- **What to do**
Whatever the records say, set them down exactly.

- **Given records**

★ ★ ★

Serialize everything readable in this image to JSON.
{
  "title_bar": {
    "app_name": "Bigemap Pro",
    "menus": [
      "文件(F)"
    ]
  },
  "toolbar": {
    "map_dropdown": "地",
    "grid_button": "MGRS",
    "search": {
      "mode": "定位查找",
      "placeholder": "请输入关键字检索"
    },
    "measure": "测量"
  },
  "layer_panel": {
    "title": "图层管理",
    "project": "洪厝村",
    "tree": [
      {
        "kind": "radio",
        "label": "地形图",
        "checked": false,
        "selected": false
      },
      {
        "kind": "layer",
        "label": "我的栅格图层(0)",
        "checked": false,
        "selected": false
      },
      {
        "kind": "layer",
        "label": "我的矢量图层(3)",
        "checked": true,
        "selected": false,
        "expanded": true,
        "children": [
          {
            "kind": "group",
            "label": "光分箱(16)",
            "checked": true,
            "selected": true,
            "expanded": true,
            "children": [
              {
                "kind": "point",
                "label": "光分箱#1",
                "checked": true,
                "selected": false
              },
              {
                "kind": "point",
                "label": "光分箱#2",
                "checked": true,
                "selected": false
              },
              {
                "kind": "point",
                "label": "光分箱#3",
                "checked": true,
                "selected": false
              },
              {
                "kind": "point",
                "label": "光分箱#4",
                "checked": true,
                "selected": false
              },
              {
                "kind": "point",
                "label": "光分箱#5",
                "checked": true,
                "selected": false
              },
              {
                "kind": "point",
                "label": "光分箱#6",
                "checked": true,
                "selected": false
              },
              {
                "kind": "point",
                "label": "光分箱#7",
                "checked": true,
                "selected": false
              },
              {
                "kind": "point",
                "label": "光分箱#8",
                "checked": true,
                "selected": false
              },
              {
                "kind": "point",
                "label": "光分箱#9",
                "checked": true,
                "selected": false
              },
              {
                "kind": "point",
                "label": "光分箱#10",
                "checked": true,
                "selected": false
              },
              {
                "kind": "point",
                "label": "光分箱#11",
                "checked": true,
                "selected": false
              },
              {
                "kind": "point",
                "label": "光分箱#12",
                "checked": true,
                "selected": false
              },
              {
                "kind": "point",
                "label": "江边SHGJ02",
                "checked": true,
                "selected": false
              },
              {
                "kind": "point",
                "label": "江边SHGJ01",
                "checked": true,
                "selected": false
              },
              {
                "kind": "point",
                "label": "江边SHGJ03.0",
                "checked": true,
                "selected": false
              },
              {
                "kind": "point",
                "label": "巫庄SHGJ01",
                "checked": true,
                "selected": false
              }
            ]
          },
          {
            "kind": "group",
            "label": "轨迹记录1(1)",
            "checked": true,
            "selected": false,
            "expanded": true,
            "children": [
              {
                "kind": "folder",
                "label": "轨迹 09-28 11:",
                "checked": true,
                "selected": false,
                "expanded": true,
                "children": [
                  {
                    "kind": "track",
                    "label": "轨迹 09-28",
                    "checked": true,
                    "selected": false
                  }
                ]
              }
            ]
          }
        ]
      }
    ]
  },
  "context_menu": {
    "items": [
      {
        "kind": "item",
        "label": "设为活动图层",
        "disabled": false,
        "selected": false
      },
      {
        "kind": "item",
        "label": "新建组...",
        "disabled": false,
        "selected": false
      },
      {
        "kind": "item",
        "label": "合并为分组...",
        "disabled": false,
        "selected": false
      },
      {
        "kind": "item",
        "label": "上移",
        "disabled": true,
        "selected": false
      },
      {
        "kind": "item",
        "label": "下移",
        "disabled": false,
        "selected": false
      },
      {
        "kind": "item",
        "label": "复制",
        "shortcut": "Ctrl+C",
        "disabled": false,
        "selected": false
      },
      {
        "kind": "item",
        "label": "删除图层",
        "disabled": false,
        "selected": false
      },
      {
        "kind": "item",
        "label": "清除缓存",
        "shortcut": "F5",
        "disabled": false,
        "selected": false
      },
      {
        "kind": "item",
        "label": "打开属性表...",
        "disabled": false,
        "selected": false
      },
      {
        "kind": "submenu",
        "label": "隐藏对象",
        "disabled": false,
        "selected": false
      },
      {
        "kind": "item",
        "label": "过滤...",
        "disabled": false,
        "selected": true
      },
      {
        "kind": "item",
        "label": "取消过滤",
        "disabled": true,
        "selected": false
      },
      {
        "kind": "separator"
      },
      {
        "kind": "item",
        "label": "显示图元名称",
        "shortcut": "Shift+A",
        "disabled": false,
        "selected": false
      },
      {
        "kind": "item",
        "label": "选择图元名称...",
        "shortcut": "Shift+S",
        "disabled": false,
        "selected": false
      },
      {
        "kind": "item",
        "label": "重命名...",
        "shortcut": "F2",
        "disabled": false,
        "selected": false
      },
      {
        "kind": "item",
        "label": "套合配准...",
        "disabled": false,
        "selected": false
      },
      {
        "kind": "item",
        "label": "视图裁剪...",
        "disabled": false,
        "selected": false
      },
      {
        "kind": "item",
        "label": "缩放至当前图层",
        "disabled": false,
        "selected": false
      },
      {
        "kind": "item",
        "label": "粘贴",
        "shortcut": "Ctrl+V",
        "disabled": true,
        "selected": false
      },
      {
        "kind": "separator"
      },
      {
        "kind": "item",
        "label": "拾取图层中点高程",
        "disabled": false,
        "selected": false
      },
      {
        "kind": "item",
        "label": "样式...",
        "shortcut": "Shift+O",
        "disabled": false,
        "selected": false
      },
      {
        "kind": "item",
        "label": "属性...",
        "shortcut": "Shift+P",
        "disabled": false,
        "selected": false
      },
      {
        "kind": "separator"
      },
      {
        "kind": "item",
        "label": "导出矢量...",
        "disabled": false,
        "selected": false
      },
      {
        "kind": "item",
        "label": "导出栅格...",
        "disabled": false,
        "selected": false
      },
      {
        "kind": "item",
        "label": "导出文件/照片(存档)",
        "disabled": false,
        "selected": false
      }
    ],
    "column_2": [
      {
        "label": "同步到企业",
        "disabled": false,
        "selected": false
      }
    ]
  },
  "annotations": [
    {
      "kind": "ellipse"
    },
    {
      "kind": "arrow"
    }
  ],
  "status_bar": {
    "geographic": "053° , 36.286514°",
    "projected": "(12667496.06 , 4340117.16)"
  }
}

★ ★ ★

- **Exercise solution**
Serialize everything readable in this image to JSON.
{
  "title_bar": {
    "app_name": "Bigemap Pro",
    "menus": [
      "文件(F)"
    ]
  },
  "toolbar": {
    "map_dropdown": "地",
    "grid_button": "MGRS",
    "search": {
      "mode": "定位查找",
      "placeholder": "请输入关键字检索"
    },
    "measure": "测量"
  },
  "layer_panel": {
    "title": "图层管理",
    "project": "洪厝村",
    "tree": [
      {
        "kind": "radio",
        "label": "地形图",
        "checked": false,
        "selected": false
      },
      {
        "kind": "layer",
        "label": "我的栅格图层(0)",
        "checked": false,
        "selected": false
      },
      {
        "kind": "layer",
        "label": "我的矢量图层(3)",
        "checked": true,
        "selected": false,
        "expanded": true,
        "children": [
          {
            "kind": "group",
            "label": "光分箱(16)",
            "checked": true,
            "selected": true,
            "expanded": true,
            "children": [
              {
                "kind": "point",
                "label": "光分箱#1",
                "checked": true,
                "selected": false
              },
              {
                "kind": "point",
                "label": "光分箱#2",
                "checked": true,
                "selected": false
              },
              {
                "kind": "point",
                "label": "光分箱#3",
                "checked": true,
                "selected": false
              },
              {
                "kind": "point",
                "label": "光分箱#4",
                "checked": true,
                "selected": false
              },
              {
                "kind": "point",
                "label": "光分箱#5",
                "checked": true,
                "selected": false
              },
              {
                "kind": "point",
                "label": "光分箱#6",
                "checked": true,
                "selected": false
              },
              {
                "kind": "point",
                "label": "光分箱#7",
                "checked": true,
                "selected": false
              },
              {
                "kind": "point",
                "label": "光分箱#8",
                "checked": true,
                "selected": false
              },
              {
                "kind": "point",
                "label": "光分箱#9",
                "checked": true,
                "selected": false
              },
              {
                "kind": "point",
                "label": "光分箱#10",
                "checked": true,
                "selected": false
              },
              {
                "kind": "point",
                "label": "光分箱#11",
                "checked": true,
                "selected": false
              },
              {
                "kind": "point",
                "label": "光分箱#12",
                "checked": true,
                "selected": false
              },
              {
                "kind": "point",
                "label": "江边SHGJ02",
                "checked": true,
                "selected": false
              },
              {
                "kind": "point",
                "label": "江边SHGJ01",
                "checked": true,
                "selected": false
              },
              {
                "kind": "point",
                "label": "江边SHGJ03.0",
                "checked": true,
                "selected": false
              },
              {
                "kind": "point",
                "label": "巫庄SHGJ01",
                "checked": true,
                "selected": false
              }
            ]
          },
          {
            "kind": "group",
            "label": "轨迹记录1(1)",
            "checked": true,
            "selected": false,
            "expanded": true,
            "children": [
              {
                "kind": "folder",
                "label": "轨迹 09-28 11:",
                "checked": true,
                "selected": false,
                "expanded": true,
                "children": [
                  {
                    "kind": "track",
                    "label": "轨迹 09-28",
                    "checked": true,
                    "selected": false
                  }
                ]
              }
            ]
          }
        ]
      }
    ]
  },
  "context_menu": {
    "items": [
      {
        "kind": "item",
        "label": "设为活动图层",
        "disabled": false,
        "selected": false
      },
      {
        "kind": "item",
        "label": "新建组...",
        "disabled": false,
        "selected": false
      },
      {
        "kind": "item",
        "label": "合并为分组...",
        "disabled": false,
        "selected": false
      },
      {
        "kind": "item",
        "label": "上移",
        "disabled": true,
        "selected": false
      },
      {
        "kind": "item",
        "label": "下移",
        "disabled": false,
        "selected": false
      },
      {
        "kind": "item",
        "label": "复制",
        "shortcut": "Ctrl+C",
        "disabled": false,
        "selected": false
      },
      {
        "kind": "item",
        "label": "删除图层",
        "disabled": false,
        "selected": false
      },
      {
        "kind": "item",
        "label": "清除缓存",
        "shortcut": "F5",
        "disabled": false,
        "selected": false
      },
      {
        "kind": "item",
        "label": "打开属性表...",
        "disabled": false,
        "selected": false
      },
      {
        "kind": "submenu",
        "label": "隐藏对象",
        "disabled": false,
        "selected": false
      },
      {
        "kind": "item",
        "label": "过滤...",
        "disabled": false,
        "selected": true
      },
      {
        "kind": "item",
        "label": "取消过滤",
        "disabled": true,
        "selected": false
      },
      {
        "kind": "separator"
      },
      {
        "kind": "item",
        "label": "显示图元名称",
        "shortcut": "Shift+A",
        "disabled": false,
        "selected": false
      },
      {
        "kind": "item",
        "label": "选择图元名称...",
        "shortcut": "Shift+S",
        "disabled": false,
        "selected": false
      },
      {
        "kind": "item",
        "label": "重命名...",
        "shortcut": "F2",
        "disabled": false,
        "selected": false
      },
      {
        "kind": "item",
        "label": "套合配准...",
        "disabled": false,
        "selected": false
      },
      {
        "kind": "item",
        "label": "视图裁剪...",
        "disabled": false,
        "selected": false
      },
      {
        "kind": "item",
        "label": "缩放至当前图层",
        "disabled": false,
        "selected": false
      },
      {
        "kind": "item",
        "label": "粘贴",
        "shortcut": "Ctrl+V",
        "disabled": true,
        "selected": false
      },
      {
        "kind": "separator"
      },
      {
        "kind": "item",
        "label": "拾取图层中点高程",
        "disabled": false,
        "selected": false
      },
      {
        "kind": "item",
        "label": "样式...",
        "shortcut": "Shift+O",
        "disabled": false,
        "selected": false
      },
      {
        "kind": "item",
        "label": "属性...",
        "shortcut": "Shift+P",
        "disabled": false,
        "selected": false
      },
      {
        "kind": "separator"
      },
      {
        "kind": "item",
        "label": "导出矢量...",
        "disabled": false,
        "selected": false
      },
      {
        "kind": "item",
        "label": "导出栅格...",
        "disabled": false,
        "selected": false
      },
      {
        "kind": "item",
        "label": "导出文件/照片(存档)",
        "disabled": false,
        "selected": false
      }
    ],
    "column_2": [
      {
        "label": "同步到企业",
        "disabled": false,
        "selected": false
      }
    ]
  },
  "annotations": [
    {
      "kind": "ellipse"
    },
    {
      "kind": "arrow"
    }
  ],
  "status_bar": {
    "geographic": "053° , 36.286514°",
    "projected": "(12667496.06 , 4340117.16)"
  }
}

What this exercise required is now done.